Stay calm and face the storm. If possible, be the storm for your rival!
That has been the guiding principle for Sahaja Yamalapalli who stunned the top seed Kayla Day in the first round of the WTA tennis tournament in Mumbai.
Two weeks of training and interaction with Ashley Hobson during her last stint of tournaments in the USA had made the 22-year-old Sahaja see her tennis in a different perspective. More importantly, she understood the meaning of staying in the moment, being aware of what was happening on court, thinking and playing smart, depending on the demands of the situation. She has learnt to enjoy the challenge thrown at her by every opponent and find her way.
Sahaja had beaten the 158th-ranked Ekaterina Makarova in winning her last title, the $25,000 event in Solapur. However, after that she won one match in four tournaments in Navi Mumbai, Bengaluru, Pune and Indore.
Luckily, she not only got the wild card for the WTA event, but also had a long-time coach at the PBI in Bengaluru, Rituplawan Gogoi to travel for the event in Mumbai.

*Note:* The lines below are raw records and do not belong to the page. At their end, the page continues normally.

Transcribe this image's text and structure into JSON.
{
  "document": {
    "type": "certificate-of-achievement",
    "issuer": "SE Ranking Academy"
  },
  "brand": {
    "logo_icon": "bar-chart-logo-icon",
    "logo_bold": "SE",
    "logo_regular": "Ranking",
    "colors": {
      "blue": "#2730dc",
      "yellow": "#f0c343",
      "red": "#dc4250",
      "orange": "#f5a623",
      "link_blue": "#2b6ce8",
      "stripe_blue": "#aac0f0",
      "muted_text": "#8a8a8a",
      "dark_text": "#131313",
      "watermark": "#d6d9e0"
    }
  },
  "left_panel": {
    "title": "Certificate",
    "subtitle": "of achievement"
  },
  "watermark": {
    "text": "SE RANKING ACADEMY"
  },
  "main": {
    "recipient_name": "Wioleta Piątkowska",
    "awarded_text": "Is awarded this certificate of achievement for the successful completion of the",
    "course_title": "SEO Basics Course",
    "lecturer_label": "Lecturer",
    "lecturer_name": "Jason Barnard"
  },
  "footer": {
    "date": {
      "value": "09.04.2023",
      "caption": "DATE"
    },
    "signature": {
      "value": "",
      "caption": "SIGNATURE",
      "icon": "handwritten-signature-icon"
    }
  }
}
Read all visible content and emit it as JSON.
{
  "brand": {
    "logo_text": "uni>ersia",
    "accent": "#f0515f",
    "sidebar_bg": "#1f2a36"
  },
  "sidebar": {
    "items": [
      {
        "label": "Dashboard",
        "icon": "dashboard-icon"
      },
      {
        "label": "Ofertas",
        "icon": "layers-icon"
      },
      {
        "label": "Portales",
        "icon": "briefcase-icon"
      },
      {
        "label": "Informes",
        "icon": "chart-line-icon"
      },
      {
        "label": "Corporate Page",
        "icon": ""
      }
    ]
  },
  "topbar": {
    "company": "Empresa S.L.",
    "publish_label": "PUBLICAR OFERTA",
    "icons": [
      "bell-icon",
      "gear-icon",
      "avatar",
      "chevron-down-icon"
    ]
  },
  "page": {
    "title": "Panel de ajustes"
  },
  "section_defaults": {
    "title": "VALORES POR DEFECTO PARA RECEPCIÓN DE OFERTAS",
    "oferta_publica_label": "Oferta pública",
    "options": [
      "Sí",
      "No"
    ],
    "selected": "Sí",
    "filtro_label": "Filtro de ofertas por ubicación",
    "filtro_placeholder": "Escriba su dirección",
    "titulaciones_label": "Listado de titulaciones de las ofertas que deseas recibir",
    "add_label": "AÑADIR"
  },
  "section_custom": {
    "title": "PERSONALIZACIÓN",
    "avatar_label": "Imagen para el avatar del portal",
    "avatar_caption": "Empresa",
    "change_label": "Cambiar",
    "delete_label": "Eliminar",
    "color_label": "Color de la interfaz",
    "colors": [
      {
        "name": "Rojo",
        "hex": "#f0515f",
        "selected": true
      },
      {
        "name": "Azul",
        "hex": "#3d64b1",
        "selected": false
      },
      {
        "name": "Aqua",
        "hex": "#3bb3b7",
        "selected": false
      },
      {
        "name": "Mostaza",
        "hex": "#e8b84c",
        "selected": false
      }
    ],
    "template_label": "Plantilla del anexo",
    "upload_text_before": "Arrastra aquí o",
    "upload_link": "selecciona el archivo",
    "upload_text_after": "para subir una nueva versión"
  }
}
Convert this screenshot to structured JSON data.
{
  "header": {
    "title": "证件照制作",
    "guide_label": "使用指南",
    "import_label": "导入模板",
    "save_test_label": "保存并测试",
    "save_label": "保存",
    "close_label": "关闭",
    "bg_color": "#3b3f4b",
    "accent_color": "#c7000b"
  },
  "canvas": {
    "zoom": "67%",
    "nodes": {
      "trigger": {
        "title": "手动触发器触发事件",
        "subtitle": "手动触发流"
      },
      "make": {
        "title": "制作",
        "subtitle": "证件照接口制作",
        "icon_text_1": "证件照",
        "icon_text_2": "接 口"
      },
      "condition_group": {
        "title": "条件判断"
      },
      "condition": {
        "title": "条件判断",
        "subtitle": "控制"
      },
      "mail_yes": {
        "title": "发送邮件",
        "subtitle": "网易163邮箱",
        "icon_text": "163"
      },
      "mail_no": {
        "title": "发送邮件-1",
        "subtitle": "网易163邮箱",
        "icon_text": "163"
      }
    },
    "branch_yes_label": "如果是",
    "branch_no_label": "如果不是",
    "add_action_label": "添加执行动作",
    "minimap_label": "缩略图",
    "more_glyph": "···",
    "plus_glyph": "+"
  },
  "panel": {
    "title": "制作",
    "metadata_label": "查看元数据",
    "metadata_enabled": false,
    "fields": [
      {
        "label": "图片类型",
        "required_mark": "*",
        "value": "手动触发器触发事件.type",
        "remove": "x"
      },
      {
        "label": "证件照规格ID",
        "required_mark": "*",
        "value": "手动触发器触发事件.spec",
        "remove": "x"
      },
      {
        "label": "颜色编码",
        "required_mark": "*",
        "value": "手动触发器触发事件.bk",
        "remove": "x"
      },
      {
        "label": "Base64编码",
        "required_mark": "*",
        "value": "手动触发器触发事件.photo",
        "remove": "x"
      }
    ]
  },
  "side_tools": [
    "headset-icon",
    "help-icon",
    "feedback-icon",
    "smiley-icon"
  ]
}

“He came to help me to get back my confidence and do some tweaks in my game because I was travelling without a coach for several weeks leading to Mumbai”, said Sahaja, Understandably delighted to be able to play her best when facing her first top-100 opponent, Sahaja put things in perspective, expressing her gratitude.
Very high level
“I was happy and grateful to get this opportunity to play on the big stage. The level is very high. To be around these players, training with them, you get the confidence and belief that you belong here, I was telling myself that I can do this even though Kayla was first seed and top-100,” said Sahaja.
To perform well one needs conviction in one’s ability. “I just wanted to give everything out there and see what happens. In the end, when I got the match-points, I was shaking. Oh My God, am winning this! Am really glad that I was able to pull it off. It is a big win for me at this point of my career. This win is motivating. It pushes me to do better, train harder in practice. Go out there and get more wins,” said Sahaja.
For many, the high quality of tennis that Sahaja sustained for more than two hours and 30 minutes may have been a surprise, but Sahaja knew what she was capable of executing on the court.
“I know I can produce this quality of play. It is all mental. I was preparing…